Data records for software interfaces
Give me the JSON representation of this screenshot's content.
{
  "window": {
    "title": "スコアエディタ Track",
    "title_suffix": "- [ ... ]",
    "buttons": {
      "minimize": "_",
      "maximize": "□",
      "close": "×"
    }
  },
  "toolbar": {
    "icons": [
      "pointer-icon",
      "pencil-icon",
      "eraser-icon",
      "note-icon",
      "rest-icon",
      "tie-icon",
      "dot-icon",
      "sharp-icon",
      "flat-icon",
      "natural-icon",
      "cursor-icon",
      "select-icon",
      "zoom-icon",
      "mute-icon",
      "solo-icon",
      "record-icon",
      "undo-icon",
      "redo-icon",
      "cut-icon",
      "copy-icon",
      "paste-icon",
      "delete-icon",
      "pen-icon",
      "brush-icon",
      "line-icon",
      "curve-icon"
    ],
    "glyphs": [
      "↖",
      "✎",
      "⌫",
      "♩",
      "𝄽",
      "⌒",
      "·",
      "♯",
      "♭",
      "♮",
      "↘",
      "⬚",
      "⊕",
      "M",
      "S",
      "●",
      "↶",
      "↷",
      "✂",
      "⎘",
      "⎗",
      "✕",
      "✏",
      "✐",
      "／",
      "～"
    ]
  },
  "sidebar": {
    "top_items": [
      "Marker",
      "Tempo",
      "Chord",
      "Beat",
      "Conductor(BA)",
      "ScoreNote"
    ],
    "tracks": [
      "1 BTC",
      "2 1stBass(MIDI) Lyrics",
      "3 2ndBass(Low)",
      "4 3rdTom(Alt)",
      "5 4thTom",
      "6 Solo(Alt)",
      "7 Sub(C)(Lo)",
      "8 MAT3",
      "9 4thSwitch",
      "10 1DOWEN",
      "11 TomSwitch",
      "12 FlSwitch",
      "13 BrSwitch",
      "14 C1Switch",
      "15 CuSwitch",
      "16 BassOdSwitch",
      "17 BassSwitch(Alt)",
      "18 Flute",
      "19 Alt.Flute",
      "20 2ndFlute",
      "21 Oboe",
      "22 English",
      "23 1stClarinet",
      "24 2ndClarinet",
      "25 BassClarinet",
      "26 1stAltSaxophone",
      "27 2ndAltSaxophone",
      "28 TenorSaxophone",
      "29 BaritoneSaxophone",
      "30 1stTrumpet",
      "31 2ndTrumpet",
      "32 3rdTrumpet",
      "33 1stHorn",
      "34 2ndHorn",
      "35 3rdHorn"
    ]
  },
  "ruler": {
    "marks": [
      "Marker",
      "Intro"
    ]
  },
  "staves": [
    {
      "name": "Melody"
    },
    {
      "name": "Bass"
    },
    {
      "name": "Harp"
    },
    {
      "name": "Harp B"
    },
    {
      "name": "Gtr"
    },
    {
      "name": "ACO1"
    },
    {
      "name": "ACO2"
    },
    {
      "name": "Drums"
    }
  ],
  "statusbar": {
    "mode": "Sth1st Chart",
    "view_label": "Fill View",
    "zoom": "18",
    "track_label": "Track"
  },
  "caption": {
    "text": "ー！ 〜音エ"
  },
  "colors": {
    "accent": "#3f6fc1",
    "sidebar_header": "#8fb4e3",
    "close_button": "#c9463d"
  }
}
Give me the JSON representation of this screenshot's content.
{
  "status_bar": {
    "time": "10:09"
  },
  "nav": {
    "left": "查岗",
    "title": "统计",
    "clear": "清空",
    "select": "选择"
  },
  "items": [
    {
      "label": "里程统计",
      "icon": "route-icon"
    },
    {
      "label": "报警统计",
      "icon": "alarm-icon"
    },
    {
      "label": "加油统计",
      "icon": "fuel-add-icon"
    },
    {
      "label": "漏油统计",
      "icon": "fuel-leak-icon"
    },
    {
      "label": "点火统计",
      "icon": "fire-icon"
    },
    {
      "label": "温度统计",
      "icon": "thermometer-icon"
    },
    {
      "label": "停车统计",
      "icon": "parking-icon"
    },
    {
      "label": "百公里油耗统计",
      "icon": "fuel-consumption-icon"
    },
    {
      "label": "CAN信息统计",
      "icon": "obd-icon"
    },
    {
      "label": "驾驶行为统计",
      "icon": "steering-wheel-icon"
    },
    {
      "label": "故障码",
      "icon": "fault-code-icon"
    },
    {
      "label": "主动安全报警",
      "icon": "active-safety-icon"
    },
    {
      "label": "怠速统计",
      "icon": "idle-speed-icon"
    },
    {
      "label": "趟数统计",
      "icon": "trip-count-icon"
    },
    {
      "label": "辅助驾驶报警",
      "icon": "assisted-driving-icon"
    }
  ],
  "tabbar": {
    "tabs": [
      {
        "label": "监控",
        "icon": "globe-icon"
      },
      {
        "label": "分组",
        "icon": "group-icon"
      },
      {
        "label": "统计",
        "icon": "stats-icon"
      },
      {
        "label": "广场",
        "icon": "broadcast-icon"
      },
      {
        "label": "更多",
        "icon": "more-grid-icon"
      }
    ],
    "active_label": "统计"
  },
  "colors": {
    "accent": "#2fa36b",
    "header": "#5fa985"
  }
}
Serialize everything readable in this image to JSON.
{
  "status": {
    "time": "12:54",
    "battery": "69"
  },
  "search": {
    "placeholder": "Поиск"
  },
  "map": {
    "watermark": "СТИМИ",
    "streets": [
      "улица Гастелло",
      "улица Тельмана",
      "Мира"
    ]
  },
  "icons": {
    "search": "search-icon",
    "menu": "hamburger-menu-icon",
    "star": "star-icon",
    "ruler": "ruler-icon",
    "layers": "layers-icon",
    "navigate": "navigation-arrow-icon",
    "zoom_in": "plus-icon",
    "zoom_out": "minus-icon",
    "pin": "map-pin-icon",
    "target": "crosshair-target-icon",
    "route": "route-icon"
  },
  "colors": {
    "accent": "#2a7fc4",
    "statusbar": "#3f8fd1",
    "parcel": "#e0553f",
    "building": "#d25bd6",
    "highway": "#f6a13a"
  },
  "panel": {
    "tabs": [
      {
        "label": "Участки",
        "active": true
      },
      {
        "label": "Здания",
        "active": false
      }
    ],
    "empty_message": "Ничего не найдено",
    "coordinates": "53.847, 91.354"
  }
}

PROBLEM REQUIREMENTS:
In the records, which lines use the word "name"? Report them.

ANSWER:
      "name": "Melody"
      "name": "Bass"
      "name": "Harp"
      "name": "Harp B"
      "name": "Gtr"
      "name": "ACO1"
      "name": "ACO2"
      "name": "Drums"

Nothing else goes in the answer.